This blog post is part of a series of posts discussing the Business Case for Accessibility. In order to get a full view of the Business Case for Accessibility, I encourage you to read all posts in this series, links to which can be found at the bottom of this post
In the case of Search Engine Optimization, the argument made is that an accessible website is a search engine-friendly website. Namely, the arguments go, an accessible website will be more easily crawled and better ranked in SERPs through the use of features like text alternatives, effective use of headings, clear and informative links, unique page titles, etc.
- Does it increase income? All things being equal, a site that is better ranked in search engines for their target keywords make more money if it can convert that traffic into money. This is the big catch. Converting visitors into money isn’t as simple as getting new visitors. Getting traffic to convert into sales/ donations is a lot more involved than merely getting people to the site.
- Does it save money? Better inbound referrals that arrive from organic means will certainly save money if you’re spending money on CPC advertising. Organic traffic is “free”. Traffic that arrives from online ads and pay-per-click ads are definitely not free.
- Does it mitigate risk? Not really.
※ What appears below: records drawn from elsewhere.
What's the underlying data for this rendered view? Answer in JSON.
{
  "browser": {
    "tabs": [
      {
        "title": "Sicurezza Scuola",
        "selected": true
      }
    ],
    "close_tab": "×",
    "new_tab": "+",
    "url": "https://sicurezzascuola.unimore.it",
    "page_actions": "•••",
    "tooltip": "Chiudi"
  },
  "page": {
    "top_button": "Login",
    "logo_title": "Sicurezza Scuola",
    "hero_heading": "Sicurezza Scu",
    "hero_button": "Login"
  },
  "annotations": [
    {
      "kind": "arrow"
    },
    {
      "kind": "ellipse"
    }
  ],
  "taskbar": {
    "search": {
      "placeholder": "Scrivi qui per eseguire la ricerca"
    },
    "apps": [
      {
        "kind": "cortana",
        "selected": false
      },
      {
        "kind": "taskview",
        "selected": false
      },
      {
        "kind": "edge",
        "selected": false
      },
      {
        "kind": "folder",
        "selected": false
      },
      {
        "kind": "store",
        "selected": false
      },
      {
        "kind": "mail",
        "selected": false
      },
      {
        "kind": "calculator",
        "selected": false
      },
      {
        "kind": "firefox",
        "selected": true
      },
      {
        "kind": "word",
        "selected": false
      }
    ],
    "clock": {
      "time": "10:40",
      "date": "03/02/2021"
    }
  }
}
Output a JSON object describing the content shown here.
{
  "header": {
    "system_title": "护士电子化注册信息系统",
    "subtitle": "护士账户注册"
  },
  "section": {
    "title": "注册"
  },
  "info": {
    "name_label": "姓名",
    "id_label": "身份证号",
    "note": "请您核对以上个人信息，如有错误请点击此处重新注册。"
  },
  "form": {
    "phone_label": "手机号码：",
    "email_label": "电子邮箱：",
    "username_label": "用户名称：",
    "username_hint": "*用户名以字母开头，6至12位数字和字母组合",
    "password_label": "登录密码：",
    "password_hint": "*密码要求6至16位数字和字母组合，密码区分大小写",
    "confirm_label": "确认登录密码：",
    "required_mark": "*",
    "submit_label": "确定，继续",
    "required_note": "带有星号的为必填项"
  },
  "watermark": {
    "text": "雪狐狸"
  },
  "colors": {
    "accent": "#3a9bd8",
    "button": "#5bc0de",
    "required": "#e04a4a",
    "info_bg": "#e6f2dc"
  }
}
If we consider “competition” as one of our risks, then I suppose being ranked better than your competitors is some risk mitigation, especially if you’re in a stiffly competitive market.
- How strong is the evidence? Medium. The strength of accessibility’s SEO benefits are highly dependent on how valuable a single conversion is to you.
I happen to think that the SEO benefits of accessible development are overstated – especially because the only possible SEO benefit from accessibility is in the form of on-page factors. Based on my own analysis of WCAG 2.0 Success Criterion, only about 27% of the Success Criterion have any relationship to SEO. On the upside, 73% of the SEO/ Accessibility best practices are Level A and 8% of them are Level AA. If anything, I’d argue that improving on-page factors for SEO improves accessibility, not the other way around. Let’s face it: Things like better focus control, better form labels, better error handling are not going to increase your SEO. These are vitally important to users with disabilities, but offer no benefit for SEO.
That being said, I’m very intrigued by this topic. I once had an off-the-record conversation with the SEO & Accessibility Guy at a Fortune 500 company who regaled me with tales of how much one quality conversion is worth to his company. I am currently finding a way to gather hard data on SEO and accessibility, because it seems promising in certain situations. To get an idea of the ROI you can get from SEO, use this SEO ROI Calculator. One thing is certain: you cannot offset poor SEO with PPC cost effectively. Improvements to SEO can mean huge money, depending on the type of company and type of website. Apart from the effort to design and maintain a search-engine friendly website (which would be the same as any other site) or to improve a current site’s SEO, organic traffic is essentially free. Conversely, PPC and other advertising always costs money and is less likely to deliver as effective ROI as organic SEO traffic. You may be able to kill two birds with one stone by increasing SEO and accessibility at the same time.
What would make this evidence truly compelling is research which can directly connect improvements to the site based on stated SEO-to-WCAG mappings and track increases in organic traffic and conversions. The thing that most often makes this a weak business case is when the site is unable to convert traffic to business. New search engine referrals don’t do you a bit of good if the new traffic doesn’t mean new money. Sort of like the old “If a tree falls in the forest…” if the visitors don’t convert, is it a business case? My answer is no.